What you return must match the records word for word.

(Data extracted from a collection)
.....
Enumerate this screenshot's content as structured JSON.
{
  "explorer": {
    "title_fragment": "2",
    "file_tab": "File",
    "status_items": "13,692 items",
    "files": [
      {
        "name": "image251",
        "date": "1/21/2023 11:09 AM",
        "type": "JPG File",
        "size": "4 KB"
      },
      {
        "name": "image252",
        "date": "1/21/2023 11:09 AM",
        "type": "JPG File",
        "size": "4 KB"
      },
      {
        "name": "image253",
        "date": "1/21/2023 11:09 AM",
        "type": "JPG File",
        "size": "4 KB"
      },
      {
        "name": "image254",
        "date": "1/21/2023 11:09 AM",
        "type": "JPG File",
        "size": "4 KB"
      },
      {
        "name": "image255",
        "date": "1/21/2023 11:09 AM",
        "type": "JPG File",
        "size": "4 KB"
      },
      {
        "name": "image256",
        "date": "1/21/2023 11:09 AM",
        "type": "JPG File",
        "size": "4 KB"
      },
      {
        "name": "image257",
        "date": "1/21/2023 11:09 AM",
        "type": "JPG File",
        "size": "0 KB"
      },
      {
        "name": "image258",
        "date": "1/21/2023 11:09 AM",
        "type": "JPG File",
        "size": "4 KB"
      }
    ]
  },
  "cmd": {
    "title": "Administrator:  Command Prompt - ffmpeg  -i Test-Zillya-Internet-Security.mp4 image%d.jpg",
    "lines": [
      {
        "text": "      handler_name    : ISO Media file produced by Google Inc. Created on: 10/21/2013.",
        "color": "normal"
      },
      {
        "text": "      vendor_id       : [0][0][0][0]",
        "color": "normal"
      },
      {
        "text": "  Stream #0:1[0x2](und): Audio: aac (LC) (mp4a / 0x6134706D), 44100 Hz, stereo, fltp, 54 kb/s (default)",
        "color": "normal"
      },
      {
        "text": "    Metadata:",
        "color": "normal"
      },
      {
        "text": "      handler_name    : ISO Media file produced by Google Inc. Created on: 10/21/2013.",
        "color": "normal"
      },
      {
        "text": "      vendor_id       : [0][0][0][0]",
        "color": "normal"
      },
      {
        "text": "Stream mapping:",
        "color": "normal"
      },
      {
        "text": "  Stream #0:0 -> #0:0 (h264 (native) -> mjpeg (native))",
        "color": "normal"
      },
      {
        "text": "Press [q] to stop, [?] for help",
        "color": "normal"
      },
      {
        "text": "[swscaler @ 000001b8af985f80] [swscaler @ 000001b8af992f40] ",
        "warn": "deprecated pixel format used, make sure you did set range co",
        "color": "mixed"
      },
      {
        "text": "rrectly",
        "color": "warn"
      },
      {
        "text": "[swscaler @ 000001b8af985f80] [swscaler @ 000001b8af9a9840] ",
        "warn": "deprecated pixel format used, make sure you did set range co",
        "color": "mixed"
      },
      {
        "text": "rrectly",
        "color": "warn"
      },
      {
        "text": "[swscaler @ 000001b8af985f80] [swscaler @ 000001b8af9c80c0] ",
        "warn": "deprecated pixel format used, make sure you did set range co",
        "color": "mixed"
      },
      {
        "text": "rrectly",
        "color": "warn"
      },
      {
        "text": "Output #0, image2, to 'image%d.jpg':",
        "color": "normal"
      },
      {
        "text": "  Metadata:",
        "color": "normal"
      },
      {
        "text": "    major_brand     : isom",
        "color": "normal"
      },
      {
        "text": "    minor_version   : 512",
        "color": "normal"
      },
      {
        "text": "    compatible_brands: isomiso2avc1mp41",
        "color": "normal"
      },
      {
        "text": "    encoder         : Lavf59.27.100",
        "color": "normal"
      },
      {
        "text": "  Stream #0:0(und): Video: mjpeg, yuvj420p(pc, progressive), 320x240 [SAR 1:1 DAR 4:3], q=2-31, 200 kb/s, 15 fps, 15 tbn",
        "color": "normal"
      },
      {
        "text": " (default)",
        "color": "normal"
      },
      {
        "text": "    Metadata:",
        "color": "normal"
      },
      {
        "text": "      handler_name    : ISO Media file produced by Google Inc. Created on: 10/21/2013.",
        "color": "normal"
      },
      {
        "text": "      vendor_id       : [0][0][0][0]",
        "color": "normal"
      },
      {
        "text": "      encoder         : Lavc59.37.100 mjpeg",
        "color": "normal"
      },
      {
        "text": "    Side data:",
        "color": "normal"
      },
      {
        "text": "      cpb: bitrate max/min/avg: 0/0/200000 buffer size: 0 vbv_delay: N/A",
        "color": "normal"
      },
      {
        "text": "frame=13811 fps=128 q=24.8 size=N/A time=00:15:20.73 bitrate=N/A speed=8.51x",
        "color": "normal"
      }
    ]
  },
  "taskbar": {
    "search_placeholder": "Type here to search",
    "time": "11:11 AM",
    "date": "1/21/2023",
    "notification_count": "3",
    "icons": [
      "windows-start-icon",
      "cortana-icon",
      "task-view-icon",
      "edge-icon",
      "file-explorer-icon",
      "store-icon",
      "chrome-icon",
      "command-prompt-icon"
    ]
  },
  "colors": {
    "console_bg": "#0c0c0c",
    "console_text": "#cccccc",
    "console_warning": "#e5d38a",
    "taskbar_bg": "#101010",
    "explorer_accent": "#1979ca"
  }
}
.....
__Task output__:
Enumerate this screenshot's content as structured JSON.
{
  "explorer": {
    "title_fragment": "2",
    "file_tab": "File",
    "status_items": "13,692 items",
    "files": [
      {
        "name": "image251",
        "date": "1/21/2023 11:09 AM",
        "type": "JPG File",
        "size": "4 KB"
      },
      {
        "name": "image252",
        "date": "1/21/2023 11:09 AM",
        "type": "JPG File",
        "size": "4 KB"
      },
      {
        "name": "image253",
        "date": "1/21/2023 11:09 AM",
        "type": "JPG File",
        "size": "4 KB"
      },
      {
        "name": "image254",
        "date": "1/21/2023 11:09 AM",
        "type": "JPG File",
        "size": "4 KB"
      },
      {
        "name": "image255",
        "date": "1/21/2023 11:09 AM",
        "type": "JPG File",
        "size": "4 KB"
      },
      {
        "name": "image256",
        "date": "1/21/2023 11:09 AM",
        "type": "JPG File",
        "size": "4 KB"
      },
      {
        "name": "image257",
        "date": "1/21/2023 11:09 AM",
        "type": "JPG File",
        "size": "0 KB"
      },
      {
        "name": "image258",
        "date": "1/21/2023 11:09 AM",
        "type": "JPG File",
        "size": "4 KB"
      }
    ]
  },
  "cmd": {
    "title": "Administrator:  Command Prompt - ffmpeg  -i Test-Zillya-Internet-Security.mp4 image%d.jpg",
    "lines": [
      {
        "text": "      handler_name    : ISO Media file produced by Google Inc. Created on: 10/21/2013.",
        "color": "normal"
      },
      {
        "text": "      vendor_id       : [0][0][0][0]",
        "color": "normal"
      },
      {
        "text": "  Stream #0:1[0x2](und): Audio: aac (LC) (mp4a / 0x6134706D), 44100 Hz, stereo, fltp, 54 kb/s (default)",
        "color": "normal"
      },
      {
        "text": "    Metadata:",
        "color": "normal"
      },
      {
        "text": "      handler_name    : ISO Media file produced by Google Inc. Created on: 10/21/2013.",
        "color": "normal"
      },
      {
        "text": "      vendor_id       : [0][0][0][0]",
        "color": "normal"
      },
      {
        "text": "Stream mapping:",
        "color": "normal"
      },
      {
        "text": "  Stream #0:0 -> #0:0 (h264 (native) -> mjpeg (native))",
        "color": "normal"
      },
      {
        "text": "Press [q] to stop, [?] for help",
        "color": "normal"
      },
      {
        "text": "[swscaler @ 000001b8af985f80] [swscaler @ 000001b8af992f40] ",
        "warn": "deprecated pixel format used, make sure you did set range co",
        "color": "mixed"
      },
      {
        "text": "rrectly",
        "color": "warn"
      },
      {
        "text": "[swscaler @ 000001b8af985f80] [swscaler @ 000001b8af9a9840] ",
        "warn": "deprecated pixel format used, make sure you did set range co",
        "color": "mixed"
      },
      {
        "text": "rrectly",
        "color": "warn"
      },
      {
        "text": "[swscaler @ 000001b8af985f80] [swscaler @ 000001b8af9c80c0] ",
        "warn": "deprecated pixel format used, make sure you did set range co",
        "color": "mixed"
      },
      {
        "text": "rrectly",
        "color": "warn"
      },
      {
        "text": "Output #0, image2, to 'image%d.jpg':",
        "color": "normal"
      },
      {
        "text": "  Metadata:",
        "color": "normal"
      },
      {
        "text": "    major_brand     : isom",
        "color": "normal"
      },
      {
        "text": "    minor_version   : 512",
        "color": "normal"
      },
      {
        "text": "    compatible_brands: isomiso2avc1mp41",
        "color": "normal"
      },
      {
        "text": "    encoder         : Lavf59.27.100",
        "color": "normal"
      },
      {
        "text": "  Stream #0:0(und): Video: mjpeg, yuvj420p(pc, progressive), 320x240 [SAR 1:1 DAR 4:3], q=2-31, 200 kb/s, 15 fps, 15 tbn",
        "color": "normal"
      },
      {
        "text": " (default)",
        "color": "normal"
      },
      {
        "text": "    Metadata:",
        "color": "normal"
      },
      {
        "text": "      handler_name    : ISO Media file produced by Google Inc. Created on: 10/21/2013.",
        "color": "normal"
      },
      {
        "text": "      vendor_id       : [0][0][0][0]",
        "color": "normal"
      },
      {
        "text": "      encoder         : Lavc59.37.100 mjpeg",
        "color": "normal"
      },
      {
        "text": "    Side data:",
        "color": "normal"
      },
      {
        "text": "      cpb: bitrate max/min/avg: 0/0/200000 buffer size: 0 vbv_delay: N/A",
        "color": "normal"
      },
      {
        "text": "frame=13811 fps=128 q=24.8 size=N/A time=00:15:20.73 bitrate=N/A speed=8.51x",
        "color": "normal"
      }
    ]
  },
  "taskbar": {
    "search_placeholder": "Type here to search",
    "time": "11:11 AM",
    "date": "1/21/2023",
    "notification_count": "3",
    "icons": [
      "windows-start-icon",
      "cortana-icon",
      "task-view-icon",
      "edge-icon",
      "file-explorer-icon",
      "store-icon",
      "chrome-icon",
      "command-prompt-icon"
    ]
  },
  "colors": {
    "console_bg": "#0c0c0c",
    "console_text": "#cccccc",
    "console_warning": "#e5d38a",
    "taskbar_bg": "#101010",
    "explorer_accent": "#1979ca"
  }
}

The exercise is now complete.